"Since our involvement in the Utah County investigation, we have received requests from all over the state to help local prosecutors handle these very complex and unusual cases," he said.
Most recently, the attorney general filed two cases in Grand County, one involving sexual abuse and other involving the abuse-related death of a 3-year-old. More charges also may be filed in the Lehi case.
Wilkinson said his staff, particularly Assistant Attorney General Rob Parrish, has spent the past five years studying how to handle such cases and instructing law enforcement officers, prosecutors, social workers, educators and others how to handle the problem.
"Although my office rarely will substitute its judgment for that of a local prosecutor, in the area of child abuse if a clear miscarriage of justice would result otherwise, I feel we must take such action," he said.
But the crimes are becoming a burden for his staff. Wilkinson hinted he would like state lawmakers to grant more money so his office can devote more time to investigating child sex abuse.
"I have only three full-time prosecutors in my office and only one of them is available for work on child abuse cases and has the expertise and experience in this area," he said. "It is rapidly becoming a full-time job for him, although his primary assignment is to prosecute economic crime cases."
Although reports of child sex abuse have risen more than 300 percent in Utah since the early 1980s, Wilkinson said, the crime is not necessarily more prevalent than in the past.
"When this problem was little known and all too easily ignored or dismissed, there was little reporting of the crime," he said, noting victims may now feel they have a better chance of being believed when they go to authorities.

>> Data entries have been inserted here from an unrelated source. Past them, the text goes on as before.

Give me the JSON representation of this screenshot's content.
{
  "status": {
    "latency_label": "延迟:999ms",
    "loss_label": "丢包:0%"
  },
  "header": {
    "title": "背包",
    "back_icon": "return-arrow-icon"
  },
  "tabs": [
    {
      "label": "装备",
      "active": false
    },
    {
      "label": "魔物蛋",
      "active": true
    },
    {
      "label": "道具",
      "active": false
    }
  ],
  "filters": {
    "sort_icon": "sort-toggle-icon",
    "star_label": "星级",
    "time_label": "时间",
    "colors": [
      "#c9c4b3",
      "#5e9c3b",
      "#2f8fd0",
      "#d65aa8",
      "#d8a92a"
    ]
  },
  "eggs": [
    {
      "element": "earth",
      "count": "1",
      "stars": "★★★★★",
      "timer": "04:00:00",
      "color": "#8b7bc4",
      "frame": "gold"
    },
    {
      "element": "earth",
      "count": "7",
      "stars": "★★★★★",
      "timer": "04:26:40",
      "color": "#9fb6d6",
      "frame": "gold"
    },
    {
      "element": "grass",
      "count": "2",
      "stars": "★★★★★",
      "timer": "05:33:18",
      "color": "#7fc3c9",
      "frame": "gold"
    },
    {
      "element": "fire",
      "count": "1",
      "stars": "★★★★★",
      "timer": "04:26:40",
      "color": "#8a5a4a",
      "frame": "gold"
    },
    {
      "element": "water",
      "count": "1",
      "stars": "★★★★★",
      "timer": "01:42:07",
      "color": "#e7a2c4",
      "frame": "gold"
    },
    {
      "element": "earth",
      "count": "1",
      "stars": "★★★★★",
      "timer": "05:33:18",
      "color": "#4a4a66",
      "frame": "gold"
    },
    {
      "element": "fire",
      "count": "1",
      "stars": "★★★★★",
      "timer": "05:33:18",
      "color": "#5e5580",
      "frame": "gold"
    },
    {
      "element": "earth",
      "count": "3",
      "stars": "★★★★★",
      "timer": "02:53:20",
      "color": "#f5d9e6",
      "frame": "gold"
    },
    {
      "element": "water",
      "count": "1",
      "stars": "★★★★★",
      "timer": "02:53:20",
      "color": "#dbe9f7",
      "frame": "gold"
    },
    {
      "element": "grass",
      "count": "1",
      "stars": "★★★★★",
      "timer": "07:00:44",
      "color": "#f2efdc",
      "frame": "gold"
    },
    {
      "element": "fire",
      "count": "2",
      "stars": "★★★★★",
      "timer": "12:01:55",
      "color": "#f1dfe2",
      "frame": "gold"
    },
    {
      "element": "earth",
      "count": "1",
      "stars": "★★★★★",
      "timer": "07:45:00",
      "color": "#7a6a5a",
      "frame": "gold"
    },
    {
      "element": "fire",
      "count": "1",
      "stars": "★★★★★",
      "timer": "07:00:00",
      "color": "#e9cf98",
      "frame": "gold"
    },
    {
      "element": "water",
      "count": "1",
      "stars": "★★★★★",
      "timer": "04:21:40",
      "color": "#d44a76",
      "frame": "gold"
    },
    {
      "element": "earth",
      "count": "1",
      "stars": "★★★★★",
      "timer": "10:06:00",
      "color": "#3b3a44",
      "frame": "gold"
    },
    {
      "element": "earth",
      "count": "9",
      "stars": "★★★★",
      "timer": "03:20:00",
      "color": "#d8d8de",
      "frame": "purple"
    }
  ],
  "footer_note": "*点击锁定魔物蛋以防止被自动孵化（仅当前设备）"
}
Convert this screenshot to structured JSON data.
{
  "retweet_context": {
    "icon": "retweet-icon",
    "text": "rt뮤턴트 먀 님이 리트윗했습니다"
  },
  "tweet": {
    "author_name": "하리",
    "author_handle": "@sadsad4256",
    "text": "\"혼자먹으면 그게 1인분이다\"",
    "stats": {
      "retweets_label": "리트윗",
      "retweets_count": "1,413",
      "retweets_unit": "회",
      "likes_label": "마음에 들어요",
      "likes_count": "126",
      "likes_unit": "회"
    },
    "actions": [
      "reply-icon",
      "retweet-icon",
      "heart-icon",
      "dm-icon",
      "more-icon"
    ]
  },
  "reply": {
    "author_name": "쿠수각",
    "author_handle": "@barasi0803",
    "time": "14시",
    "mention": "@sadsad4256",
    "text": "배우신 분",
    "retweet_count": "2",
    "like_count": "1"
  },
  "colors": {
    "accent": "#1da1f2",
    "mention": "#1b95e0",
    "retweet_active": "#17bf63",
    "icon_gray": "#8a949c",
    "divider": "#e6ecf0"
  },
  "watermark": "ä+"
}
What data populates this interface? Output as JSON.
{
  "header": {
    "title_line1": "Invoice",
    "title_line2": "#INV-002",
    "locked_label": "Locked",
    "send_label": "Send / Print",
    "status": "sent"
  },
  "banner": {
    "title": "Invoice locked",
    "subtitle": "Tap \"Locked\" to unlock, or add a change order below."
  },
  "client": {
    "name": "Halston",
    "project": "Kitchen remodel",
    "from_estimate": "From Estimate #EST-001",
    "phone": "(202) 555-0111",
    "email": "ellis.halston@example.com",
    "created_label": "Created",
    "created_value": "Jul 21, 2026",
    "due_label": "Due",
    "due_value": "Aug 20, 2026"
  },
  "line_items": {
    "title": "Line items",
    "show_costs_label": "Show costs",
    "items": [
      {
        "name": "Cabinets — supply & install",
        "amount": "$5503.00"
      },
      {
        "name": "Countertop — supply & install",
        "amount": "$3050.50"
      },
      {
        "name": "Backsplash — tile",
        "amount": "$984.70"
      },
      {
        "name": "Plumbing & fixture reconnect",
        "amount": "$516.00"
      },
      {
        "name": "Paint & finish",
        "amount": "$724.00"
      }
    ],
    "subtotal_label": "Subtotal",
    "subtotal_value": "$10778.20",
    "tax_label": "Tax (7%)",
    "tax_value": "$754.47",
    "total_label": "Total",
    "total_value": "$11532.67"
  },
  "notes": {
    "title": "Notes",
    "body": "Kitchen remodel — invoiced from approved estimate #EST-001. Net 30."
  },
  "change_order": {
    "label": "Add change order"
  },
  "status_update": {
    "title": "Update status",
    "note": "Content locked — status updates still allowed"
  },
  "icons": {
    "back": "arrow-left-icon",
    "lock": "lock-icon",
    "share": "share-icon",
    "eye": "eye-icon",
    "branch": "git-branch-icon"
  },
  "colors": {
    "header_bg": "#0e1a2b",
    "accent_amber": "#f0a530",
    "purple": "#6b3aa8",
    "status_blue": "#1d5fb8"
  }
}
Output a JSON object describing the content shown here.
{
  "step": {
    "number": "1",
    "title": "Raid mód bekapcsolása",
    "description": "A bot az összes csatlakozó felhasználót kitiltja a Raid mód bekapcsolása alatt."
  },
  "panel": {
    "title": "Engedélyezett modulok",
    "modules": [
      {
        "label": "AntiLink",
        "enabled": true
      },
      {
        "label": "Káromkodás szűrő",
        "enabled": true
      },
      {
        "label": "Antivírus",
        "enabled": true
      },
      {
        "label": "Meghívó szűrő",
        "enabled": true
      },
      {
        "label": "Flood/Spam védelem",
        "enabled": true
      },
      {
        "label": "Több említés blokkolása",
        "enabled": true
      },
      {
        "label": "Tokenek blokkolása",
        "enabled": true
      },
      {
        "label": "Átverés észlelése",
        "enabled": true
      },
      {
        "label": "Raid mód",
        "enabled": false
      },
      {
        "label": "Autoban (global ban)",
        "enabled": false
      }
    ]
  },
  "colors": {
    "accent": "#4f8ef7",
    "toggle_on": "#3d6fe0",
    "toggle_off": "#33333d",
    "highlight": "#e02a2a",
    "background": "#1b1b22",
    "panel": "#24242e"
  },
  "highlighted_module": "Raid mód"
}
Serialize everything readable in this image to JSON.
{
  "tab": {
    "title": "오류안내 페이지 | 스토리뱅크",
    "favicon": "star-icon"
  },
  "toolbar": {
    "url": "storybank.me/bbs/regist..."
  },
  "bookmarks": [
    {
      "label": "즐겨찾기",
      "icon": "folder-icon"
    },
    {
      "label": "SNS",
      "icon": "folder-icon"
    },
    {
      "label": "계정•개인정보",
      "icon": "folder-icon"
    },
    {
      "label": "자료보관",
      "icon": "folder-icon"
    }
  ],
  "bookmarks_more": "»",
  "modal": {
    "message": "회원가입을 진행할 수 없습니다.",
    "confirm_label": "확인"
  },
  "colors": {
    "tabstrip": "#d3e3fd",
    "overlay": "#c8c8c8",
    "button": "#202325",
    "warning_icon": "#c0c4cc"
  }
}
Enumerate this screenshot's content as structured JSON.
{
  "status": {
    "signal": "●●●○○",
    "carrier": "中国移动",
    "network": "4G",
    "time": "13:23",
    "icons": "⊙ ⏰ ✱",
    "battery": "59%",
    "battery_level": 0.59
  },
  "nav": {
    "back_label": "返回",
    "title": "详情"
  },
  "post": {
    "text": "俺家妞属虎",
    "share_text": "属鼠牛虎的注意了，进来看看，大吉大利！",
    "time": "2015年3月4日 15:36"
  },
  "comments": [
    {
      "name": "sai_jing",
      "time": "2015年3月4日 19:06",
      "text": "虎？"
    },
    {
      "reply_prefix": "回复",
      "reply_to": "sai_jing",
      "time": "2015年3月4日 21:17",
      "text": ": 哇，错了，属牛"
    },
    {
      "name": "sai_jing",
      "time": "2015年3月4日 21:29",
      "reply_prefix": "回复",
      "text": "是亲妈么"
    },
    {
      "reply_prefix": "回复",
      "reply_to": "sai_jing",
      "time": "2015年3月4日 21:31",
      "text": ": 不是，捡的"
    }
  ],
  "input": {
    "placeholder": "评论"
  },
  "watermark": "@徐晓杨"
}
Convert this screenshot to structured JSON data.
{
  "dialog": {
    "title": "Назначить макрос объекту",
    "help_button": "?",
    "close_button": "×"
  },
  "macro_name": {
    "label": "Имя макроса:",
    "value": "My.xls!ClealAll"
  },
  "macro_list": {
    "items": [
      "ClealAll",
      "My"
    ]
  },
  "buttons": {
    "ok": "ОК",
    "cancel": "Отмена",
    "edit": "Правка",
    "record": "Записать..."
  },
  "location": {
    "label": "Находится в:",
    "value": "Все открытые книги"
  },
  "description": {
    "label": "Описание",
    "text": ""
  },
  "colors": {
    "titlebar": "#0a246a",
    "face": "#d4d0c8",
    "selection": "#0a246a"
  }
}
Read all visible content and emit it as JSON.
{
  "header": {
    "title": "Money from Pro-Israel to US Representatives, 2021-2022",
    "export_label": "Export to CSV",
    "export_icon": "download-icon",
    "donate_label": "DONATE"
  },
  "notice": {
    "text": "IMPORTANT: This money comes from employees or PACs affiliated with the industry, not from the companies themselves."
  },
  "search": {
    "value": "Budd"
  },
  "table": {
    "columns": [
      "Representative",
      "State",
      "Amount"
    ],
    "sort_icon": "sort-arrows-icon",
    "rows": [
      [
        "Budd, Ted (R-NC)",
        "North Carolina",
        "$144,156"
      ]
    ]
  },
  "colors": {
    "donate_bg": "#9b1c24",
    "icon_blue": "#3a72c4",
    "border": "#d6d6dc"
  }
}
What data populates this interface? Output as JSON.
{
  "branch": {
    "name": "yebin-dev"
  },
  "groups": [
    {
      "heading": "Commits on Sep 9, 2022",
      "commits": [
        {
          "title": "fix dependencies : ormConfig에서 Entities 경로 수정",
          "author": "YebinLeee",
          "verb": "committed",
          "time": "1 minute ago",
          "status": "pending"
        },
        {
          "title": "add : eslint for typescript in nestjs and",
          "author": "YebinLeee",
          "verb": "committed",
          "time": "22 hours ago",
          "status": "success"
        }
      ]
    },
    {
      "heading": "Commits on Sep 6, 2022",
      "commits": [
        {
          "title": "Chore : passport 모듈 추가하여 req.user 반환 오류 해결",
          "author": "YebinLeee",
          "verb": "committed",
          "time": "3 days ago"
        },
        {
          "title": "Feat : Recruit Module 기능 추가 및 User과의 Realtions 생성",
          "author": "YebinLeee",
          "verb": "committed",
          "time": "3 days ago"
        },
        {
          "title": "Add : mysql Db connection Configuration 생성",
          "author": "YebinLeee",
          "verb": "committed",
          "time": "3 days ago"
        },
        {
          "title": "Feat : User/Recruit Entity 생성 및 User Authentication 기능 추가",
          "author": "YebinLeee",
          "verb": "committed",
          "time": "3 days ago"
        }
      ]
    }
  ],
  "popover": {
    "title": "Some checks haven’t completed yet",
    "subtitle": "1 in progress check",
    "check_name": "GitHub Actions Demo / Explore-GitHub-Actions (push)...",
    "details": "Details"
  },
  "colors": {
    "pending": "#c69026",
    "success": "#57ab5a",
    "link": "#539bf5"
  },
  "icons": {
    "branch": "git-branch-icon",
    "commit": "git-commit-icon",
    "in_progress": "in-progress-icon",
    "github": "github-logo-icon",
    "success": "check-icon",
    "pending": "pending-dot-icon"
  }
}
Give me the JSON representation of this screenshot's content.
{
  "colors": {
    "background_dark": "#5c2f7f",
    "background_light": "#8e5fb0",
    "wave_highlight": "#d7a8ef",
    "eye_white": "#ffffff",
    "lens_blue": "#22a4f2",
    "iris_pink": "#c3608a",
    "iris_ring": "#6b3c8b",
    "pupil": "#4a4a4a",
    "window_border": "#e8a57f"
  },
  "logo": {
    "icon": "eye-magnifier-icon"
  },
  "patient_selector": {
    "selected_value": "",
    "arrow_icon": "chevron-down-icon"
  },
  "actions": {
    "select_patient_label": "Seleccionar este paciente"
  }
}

The average abuser molests between 70 and 100 children before being caught, Wilkinson said.